Life, however, is the exact opposite of death, and the energy of life is neither visible nor within matter; life's energy differs essentially from all other forces. The secret of existence may very well be that in addition to forces active in matter, there is the mystery that these energies are forever redirected so as to bring about something new. Causality conditions their flow and ebb, and strict necessity conditions development. By understanding these energies, one can predict today what is to happen ten thousand years hence. But the unfolding, the folding asunder in time, is only one of the forms of appearance. It is not real, for each effect, each consequence, is contained in the cause.

And now the ring must be broken. But not broken so that at any point its laws would cease to be valid. Indeed, Europe's most important contribution to the knowledge of nature is probably its emphasis on causality, the sequence of cause and effect, and its universal validity. In effect, we have nowhere a point where this relationship could be rejected and where we could say: "This is a miracle. Here is empty space, where somehow something scientifically inaccessible is happening; where something disappears and something new, previously unconditioned, appears." But while causality is valid throughout the world of appearances, we find this world, and acting through it, something that is not subject to causality. It is valued, knows value, and creates values. This strange interior of the world - if we may designate this relationship so - is inseparably united with the exterior. One could not speak of it as the seed and of something else as the shell. Nature has neither seed nor shell; both inseparably interpenetrate one another, and yet there is an essential difference. This system of values, which is the basis of all the arts, is present together with the system of causality.

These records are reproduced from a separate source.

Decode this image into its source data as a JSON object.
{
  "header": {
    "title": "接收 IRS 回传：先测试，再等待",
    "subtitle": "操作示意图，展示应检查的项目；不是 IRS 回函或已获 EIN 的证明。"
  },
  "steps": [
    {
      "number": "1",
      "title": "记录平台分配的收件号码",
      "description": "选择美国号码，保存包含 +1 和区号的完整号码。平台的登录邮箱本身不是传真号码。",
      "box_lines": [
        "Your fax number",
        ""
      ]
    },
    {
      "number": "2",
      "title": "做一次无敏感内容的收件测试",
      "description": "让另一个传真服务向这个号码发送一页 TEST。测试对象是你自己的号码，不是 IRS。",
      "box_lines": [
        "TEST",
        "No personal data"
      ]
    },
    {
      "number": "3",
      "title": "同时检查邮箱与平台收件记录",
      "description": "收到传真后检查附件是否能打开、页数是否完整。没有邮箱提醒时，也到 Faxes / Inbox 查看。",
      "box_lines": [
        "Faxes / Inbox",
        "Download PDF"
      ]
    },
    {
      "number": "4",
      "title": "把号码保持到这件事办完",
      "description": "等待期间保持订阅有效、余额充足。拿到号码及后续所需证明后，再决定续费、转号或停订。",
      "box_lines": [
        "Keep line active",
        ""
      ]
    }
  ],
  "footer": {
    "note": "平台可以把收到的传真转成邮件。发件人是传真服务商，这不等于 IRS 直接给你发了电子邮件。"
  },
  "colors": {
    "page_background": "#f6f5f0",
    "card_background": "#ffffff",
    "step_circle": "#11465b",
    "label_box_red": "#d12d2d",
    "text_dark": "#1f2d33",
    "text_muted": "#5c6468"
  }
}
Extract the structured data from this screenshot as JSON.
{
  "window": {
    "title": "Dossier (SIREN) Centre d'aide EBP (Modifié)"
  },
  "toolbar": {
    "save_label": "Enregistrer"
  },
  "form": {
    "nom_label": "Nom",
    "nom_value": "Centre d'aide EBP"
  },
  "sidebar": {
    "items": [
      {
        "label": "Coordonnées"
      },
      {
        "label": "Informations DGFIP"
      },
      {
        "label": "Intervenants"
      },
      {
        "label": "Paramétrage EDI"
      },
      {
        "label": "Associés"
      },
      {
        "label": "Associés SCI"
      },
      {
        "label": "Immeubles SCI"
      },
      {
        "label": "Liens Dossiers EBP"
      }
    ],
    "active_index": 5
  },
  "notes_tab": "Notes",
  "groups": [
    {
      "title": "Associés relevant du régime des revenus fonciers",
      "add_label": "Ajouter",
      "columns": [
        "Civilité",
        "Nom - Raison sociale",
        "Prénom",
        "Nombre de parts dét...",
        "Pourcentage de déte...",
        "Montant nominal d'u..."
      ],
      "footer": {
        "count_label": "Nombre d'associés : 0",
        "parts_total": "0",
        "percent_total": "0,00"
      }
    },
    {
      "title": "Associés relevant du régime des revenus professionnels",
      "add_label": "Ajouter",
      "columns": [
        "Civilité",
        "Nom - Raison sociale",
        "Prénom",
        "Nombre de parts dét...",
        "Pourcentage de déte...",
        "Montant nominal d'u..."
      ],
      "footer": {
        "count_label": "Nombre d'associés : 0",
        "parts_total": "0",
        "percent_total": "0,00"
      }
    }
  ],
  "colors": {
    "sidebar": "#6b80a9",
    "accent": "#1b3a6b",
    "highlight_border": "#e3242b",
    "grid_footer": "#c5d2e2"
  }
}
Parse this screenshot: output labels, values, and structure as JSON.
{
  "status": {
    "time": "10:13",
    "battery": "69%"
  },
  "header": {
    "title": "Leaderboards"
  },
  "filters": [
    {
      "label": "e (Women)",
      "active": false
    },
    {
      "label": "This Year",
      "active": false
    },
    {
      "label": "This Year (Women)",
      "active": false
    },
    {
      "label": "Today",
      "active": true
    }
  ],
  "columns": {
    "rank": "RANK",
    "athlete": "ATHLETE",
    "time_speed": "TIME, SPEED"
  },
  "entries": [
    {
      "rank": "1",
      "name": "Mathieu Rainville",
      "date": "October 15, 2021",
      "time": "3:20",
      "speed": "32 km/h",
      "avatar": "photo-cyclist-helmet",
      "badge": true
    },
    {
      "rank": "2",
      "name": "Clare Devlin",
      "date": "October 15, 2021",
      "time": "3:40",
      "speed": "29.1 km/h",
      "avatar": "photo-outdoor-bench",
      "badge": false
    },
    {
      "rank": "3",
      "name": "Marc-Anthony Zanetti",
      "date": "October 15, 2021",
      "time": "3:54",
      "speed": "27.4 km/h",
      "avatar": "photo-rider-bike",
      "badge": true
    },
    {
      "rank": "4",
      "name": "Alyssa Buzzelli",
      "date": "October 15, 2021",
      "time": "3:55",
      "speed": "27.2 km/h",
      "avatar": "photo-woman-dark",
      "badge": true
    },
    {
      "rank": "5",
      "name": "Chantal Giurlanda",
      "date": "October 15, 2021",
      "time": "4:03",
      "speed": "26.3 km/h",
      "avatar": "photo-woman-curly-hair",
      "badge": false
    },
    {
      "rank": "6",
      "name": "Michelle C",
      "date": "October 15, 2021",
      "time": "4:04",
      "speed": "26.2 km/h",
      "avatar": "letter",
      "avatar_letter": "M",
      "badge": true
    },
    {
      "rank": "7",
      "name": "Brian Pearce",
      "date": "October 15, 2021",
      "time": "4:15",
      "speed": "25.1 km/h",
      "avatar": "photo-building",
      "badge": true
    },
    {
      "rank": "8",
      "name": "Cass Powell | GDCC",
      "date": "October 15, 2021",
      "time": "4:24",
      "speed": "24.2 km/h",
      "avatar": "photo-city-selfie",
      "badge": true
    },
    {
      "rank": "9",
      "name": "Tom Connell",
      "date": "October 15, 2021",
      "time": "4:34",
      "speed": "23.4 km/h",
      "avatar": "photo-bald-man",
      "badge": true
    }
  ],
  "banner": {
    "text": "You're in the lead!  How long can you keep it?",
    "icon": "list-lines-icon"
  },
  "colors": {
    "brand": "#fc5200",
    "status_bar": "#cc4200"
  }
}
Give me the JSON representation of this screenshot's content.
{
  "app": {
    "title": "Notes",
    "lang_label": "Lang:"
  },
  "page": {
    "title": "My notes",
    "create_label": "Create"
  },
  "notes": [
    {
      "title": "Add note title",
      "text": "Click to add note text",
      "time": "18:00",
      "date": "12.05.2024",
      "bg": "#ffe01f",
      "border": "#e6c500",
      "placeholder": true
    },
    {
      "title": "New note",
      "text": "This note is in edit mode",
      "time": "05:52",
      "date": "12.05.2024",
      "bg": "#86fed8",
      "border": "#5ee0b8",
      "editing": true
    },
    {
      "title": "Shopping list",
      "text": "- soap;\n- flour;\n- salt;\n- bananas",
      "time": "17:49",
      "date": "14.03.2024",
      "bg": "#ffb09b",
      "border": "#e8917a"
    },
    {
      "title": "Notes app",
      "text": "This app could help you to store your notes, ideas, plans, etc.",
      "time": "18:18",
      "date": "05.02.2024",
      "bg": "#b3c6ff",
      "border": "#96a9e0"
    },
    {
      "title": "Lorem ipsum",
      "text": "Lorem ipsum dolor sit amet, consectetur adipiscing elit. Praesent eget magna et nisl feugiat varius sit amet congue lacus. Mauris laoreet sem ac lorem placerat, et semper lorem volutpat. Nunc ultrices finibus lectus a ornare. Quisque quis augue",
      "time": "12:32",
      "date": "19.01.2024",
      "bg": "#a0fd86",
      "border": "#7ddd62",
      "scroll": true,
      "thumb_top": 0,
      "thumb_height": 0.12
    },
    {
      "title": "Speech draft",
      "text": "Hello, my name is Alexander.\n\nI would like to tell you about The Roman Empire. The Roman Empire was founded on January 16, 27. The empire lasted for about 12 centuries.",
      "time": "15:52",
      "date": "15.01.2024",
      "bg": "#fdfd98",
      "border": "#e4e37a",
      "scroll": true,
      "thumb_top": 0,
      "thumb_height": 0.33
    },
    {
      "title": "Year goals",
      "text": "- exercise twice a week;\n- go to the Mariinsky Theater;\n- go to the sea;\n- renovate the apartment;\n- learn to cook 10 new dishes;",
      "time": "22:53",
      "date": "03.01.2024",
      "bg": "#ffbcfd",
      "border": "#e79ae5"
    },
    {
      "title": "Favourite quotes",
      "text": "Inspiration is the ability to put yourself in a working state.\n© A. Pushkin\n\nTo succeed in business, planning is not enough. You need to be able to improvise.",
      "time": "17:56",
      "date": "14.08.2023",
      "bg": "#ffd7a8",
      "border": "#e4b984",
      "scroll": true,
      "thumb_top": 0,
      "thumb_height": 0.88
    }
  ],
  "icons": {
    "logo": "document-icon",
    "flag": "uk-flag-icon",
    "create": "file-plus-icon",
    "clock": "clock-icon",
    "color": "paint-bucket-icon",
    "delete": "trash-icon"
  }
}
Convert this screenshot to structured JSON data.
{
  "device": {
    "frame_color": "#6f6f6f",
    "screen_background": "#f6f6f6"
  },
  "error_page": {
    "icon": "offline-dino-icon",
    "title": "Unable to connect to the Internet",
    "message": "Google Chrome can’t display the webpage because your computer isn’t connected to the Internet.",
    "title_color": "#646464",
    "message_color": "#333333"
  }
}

Here is an interesting phenomenon. It seems that a mechanical effect can take two directions in the organism: constructive or destructive. Causality does not give us the reason. For this is the neutral point, the point where causality enters the phenomenon. Whatever lies beyond phenomenon must always be inaccessible to science. However, we see that certain chemicals support and nourish the life of our bodies and maintain them. On the other hand, only a second later, without essential changes in the body's chemical composition, we may find that this same causality, acting in reverse, results in the gradual decomposition and decay of the body. It is the same causality and the same substances; once working this way, and once working that; both activities can be scientifically examined. Indeed, we would be superstitious were we to assume that living organism are less accessible to science than dead organisms. On the contrary, the opportunity and duty of science is to investigate to an even greater extent the complicated constructional texture customarily designated as life.

Richard Wilhelm. Lectures on the I-Ching: Constancy and Change. Princeton University Press 1979.